Leah Pillsbury is a mixed media artist originally from Los Angeles, California. Her work is heavily influenced by where she is and the places she has lived before, including Tanzania, Kenya, India, Ecuador, Chile, Israel, Bolivia, and most recently, Washington, D.C. The iterative process of moving to new places and starting over in different political and social environments plays a strong role in her prints, drawings, photographs, ceramics, and papier-maché sculptures. In September 2016, she moved to Boston to attend graduate school. She is studying mechanical engineering at Boston University as a career pivot from diplomacy. She continues her artistic practice at the Artisans Asylum where she runs the print shop and teaches screenprinting classes.
For Community Supported Art, her project is a series of limited-edition prints. She wants to continue exploring how her different homes across the globe have contributed to her current sense of home and belonging. She may expand the proverb idea to include a whole series of various cultures' wisdom, or use this as a jumping off point to explore other themes of connectedness across space and cultural background.

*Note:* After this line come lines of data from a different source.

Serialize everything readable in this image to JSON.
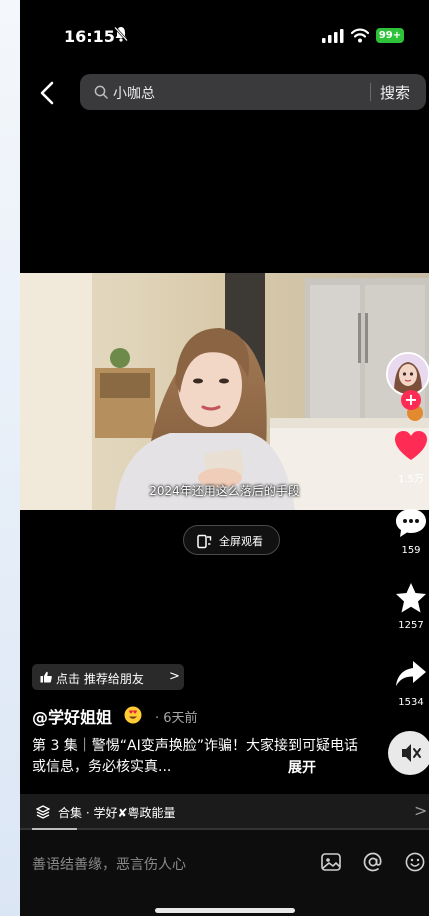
{
  "status_bar": {
    "time": "16:15",
    "battery": "99+"
  },
  "search": {
    "query": "小咖总",
    "button": "搜索"
  },
  "video": {
    "subtitle": "2024年还用这么落后的手段"
  },
  "fullscreen": {
    "label": "全屏观看"
  },
  "actions": {
    "likes": "1.5万",
    "comments": "159",
    "favorites": "1257",
    "shares": "1534"
  },
  "recommend": {
    "label": "点击 推荐给朋友",
    "chevron": ">"
  },
  "post": {
    "author": "@学好姐姐",
    "posted": "· 6天前",
    "description": "第 3 集｜警惕“AI变声换脸”诈骗！大家接到可疑电话或信息，务必核实真...",
    "more": "展开"
  },
  "collection": {
    "label": "合集 · 学好✘粤政能量",
    "chevron": ">",
    "progress": 0.11
  },
  "comment": {
    "placeholder": "善语结善缘，恶言伤人心"
  },
  "colors": {
    "background": "#000000",
    "like": "#fe2c55",
    "battery": "#2ec23b"
  },
  "icons": [
    "bell-mute-icon",
    "signal-icon",
    "wifi-icon",
    "back-icon",
    "search-icon",
    "fullscreen-icon",
    "heart-icon",
    "comment-icon",
    "star-icon",
    "share-icon",
    "mute-icon",
    "thumb-icon",
    "layers-icon",
    "image-icon",
    "at-icon",
    "emoji-icon"
  ]
}
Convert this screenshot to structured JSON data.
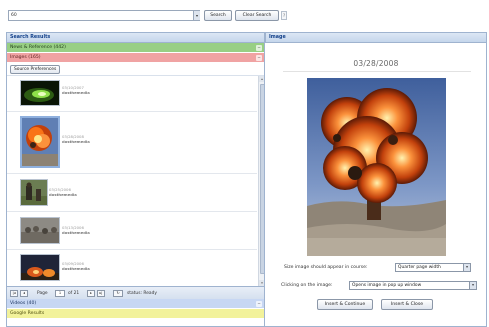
{
  "search": {
    "value": "60",
    "select_arrow": "▾",
    "search_label": "Search",
    "clear_label": "Clear Search",
    "help_glyph": "?"
  },
  "left_panel": {
    "title": "Search Results",
    "categories": {
      "news": "News & Reference (442)",
      "images": "Images (165)",
      "video": "Videos (40)",
      "google": "Google Results"
    },
    "toggle_glyph": "−",
    "source_pref_label": "Source Preferences",
    "results": [
      {
        "date": "03/10/2007",
        "source": "dosthemedia"
      },
      {
        "date": "03/28/2008",
        "source": "dosthemedia"
      },
      {
        "date": "03/25/2006",
        "source": "dosthemedia"
      },
      {
        "date": "03/13/2006",
        "source": "dosthemedia"
      },
      {
        "date": "03/09/2006",
        "source": "dosthemedia"
      }
    ],
    "pager": {
      "first": "|◂",
      "prev": "◂",
      "page_label": "Page",
      "page_value": "1",
      "of_label": "of 21",
      "next": "▸",
      "last": "▸|",
      "refresh": "↻",
      "status": "status: Ready"
    }
  },
  "right_panel": {
    "title": "Image",
    "date": "03/28/2008",
    "size_label": "Size image should appear in course:",
    "size_value": "Quarter page width",
    "click_label": "Clicking on the image:",
    "click_value": "Opens image in pop up window",
    "arrow": "▾",
    "insert_continue": "Insert & Continue",
    "insert_close": "Insert & Close"
  },
  "colors": {
    "accent": "#15428b",
    "news": "#98cf84",
    "images": "#f0a3a3",
    "video": "#c7d7f3",
    "google": "#f2f29b"
  }
}
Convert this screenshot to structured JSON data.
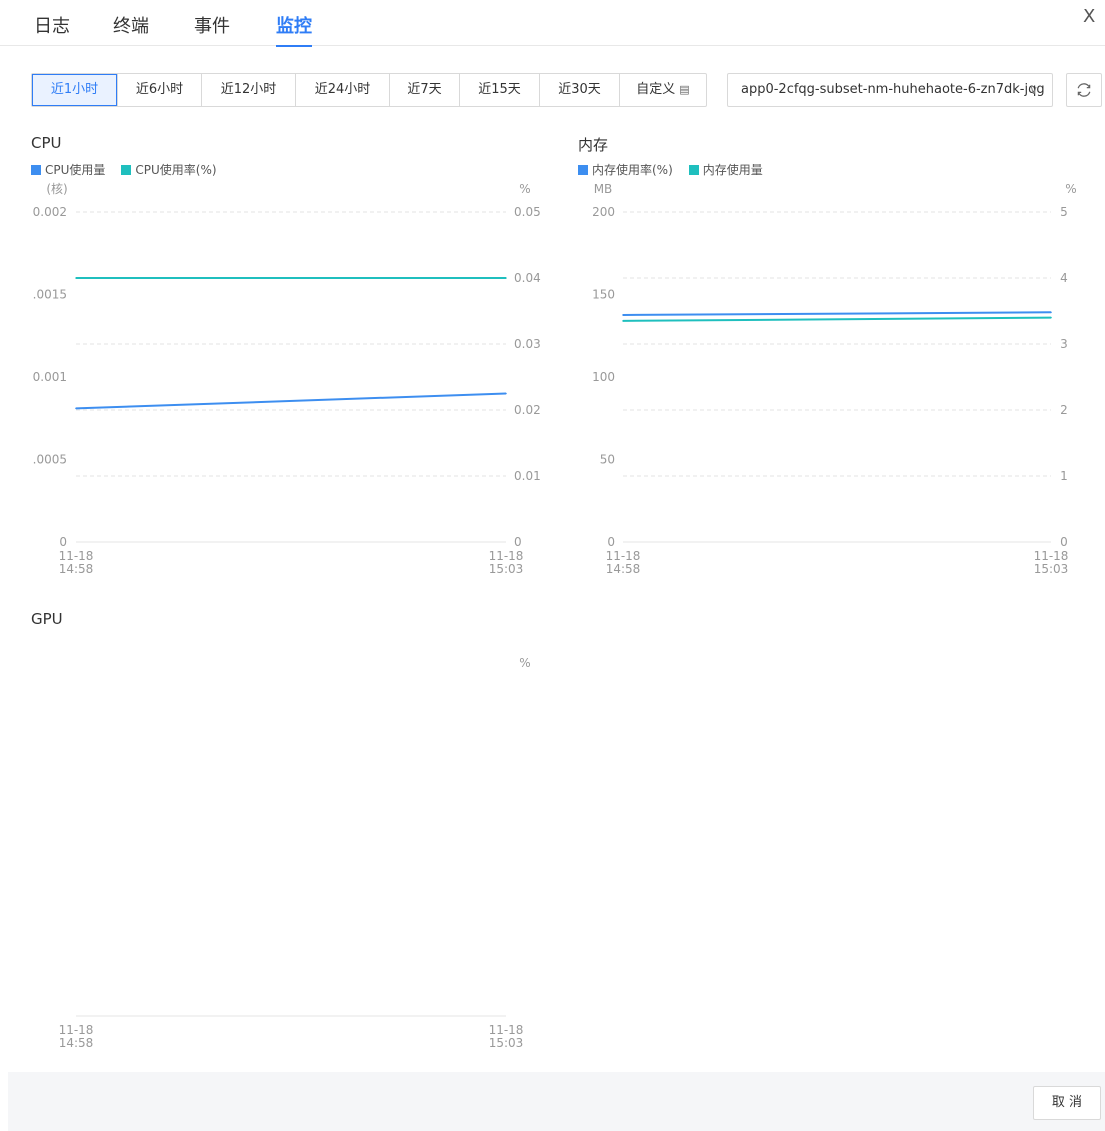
{
  "tabs": [
    {
      "label": "日志",
      "active": false
    },
    {
      "label": "终端",
      "active": false
    },
    {
      "label": "事件",
      "active": false
    },
    {
      "label": "监控",
      "active": true
    }
  ],
  "close_label": "X",
  "time_ranges": [
    {
      "label": "近1小时",
      "active": true
    },
    {
      "label": "近6小时",
      "active": false
    },
    {
      "label": "近12小时",
      "active": false
    },
    {
      "label": "近24小时",
      "active": false
    },
    {
      "label": "近7天",
      "active": false
    },
    {
      "label": "近15天",
      "active": false
    },
    {
      "label": "近30天",
      "active": false
    },
    {
      "label": "自定义",
      "active": false
    }
  ],
  "pod_select": {
    "value": "app0-2cfqg-subset-nm-huhehaote-6-zn7dk-jqg"
  },
  "colors": {
    "accent": "#2f7df6",
    "series_blue": "#3d8ef0",
    "series_teal": "#1fbfbe"
  },
  "footer": {
    "cancel_label": "取 消"
  },
  "chart_data": [
    {
      "type": "line",
      "title": "CPU",
      "left_unit": "(核)",
      "right_unit": "%",
      "left_ticks": [
        "0",
        ".0005",
        "0.001",
        ".0015",
        "0.002"
      ],
      "right_ticks": [
        "0",
        "0.01",
        "0.02",
        "0.03",
        "0.04",
        "0.05"
      ],
      "left_ylim": [
        0,
        0.002
      ],
      "right_ylim": [
        0,
        0.05
      ],
      "x_ticks": [
        [
          "11-18",
          "14:58"
        ],
        [
          "11-18",
          "15:03"
        ]
      ],
      "grid": true,
      "series": [
        {
          "name": "CPU使用量",
          "axis": "left",
          "color": "#3d8ef0",
          "x": [
            "14:58",
            "15:03"
          ],
          "values": [
            0.00081,
            0.0009
          ]
        },
        {
          "name": "CPU使用率(%)",
          "axis": "right",
          "color": "#1fbfbe",
          "x": [
            "14:58",
            "15:03"
          ],
          "values": [
            0.04,
            0.04
          ]
        }
      ]
    },
    {
      "type": "line",
      "title": "内存",
      "left_unit": "MB",
      "right_unit": "%",
      "left_ticks": [
        "0",
        "50",
        "100",
        "150",
        "200"
      ],
      "right_ticks": [
        "0",
        "1",
        "2",
        "3",
        "4",
        "5"
      ],
      "left_ylim": [
        0,
        200
      ],
      "right_ylim": [
        0,
        5
      ],
      "x_ticks": [
        [
          "11-18",
          "14:58"
        ],
        [
          "11-18",
          "15:03"
        ]
      ],
      "grid": true,
      "series": [
        {
          "name": "内存使用率(%)",
          "axis": "right",
          "color": "#3d8ef0",
          "x": [
            "14:58",
            "15:03"
          ],
          "values": [
            3.44,
            3.48
          ]
        },
        {
          "name": "内存使用量",
          "axis": "left",
          "color": "#1fbfbe",
          "x": [
            "14:58",
            "15:03"
          ],
          "values": [
            134,
            136
          ]
        }
      ]
    },
    {
      "type": "line",
      "title": "GPU",
      "left_unit": "",
      "right_unit": "%",
      "left_ticks": [],
      "right_ticks": [],
      "x_ticks": [
        [
          "11-18",
          "14:58"
        ],
        [
          "11-18",
          "15:03"
        ]
      ],
      "grid": false,
      "series": []
    }
  ]
}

Cory Shea is a multimedia artist. Most recently her work is focused on the theme of the “Worry Dolls.” She explains: “The ‘Worry Doll’ series turned my nighttime anxiety into artwork. When I can’t sleep at night (with a scrolling to-do list of what has to get done), I find myself generating these collages in order to relax my mind. What starts with thoughts of ‘Did I pay my car insurance?’ Turns into nightmarish reflections of what is currently happening in the world and how helpless I feel. I’ve always been this way, the worries just have gotten greater. My Mom gave me my first box of Worry Dolls to stick under my pillow and I remember telling each one a fear or worry while I tried to relax. Once a worrier - always a worrier.” Her work is a reflection of those intricate fears, and how they collide and build onto each other. She represents that by layering digital imagery on top of each other. She prints the images and then adds in textural elements, because she believes people worry in just more than one dimension. For Community Supported Art, she is interested in creating hand-made ceramic tiles, transferring her digital images to these tiles, and then adding on organic shapes and textures.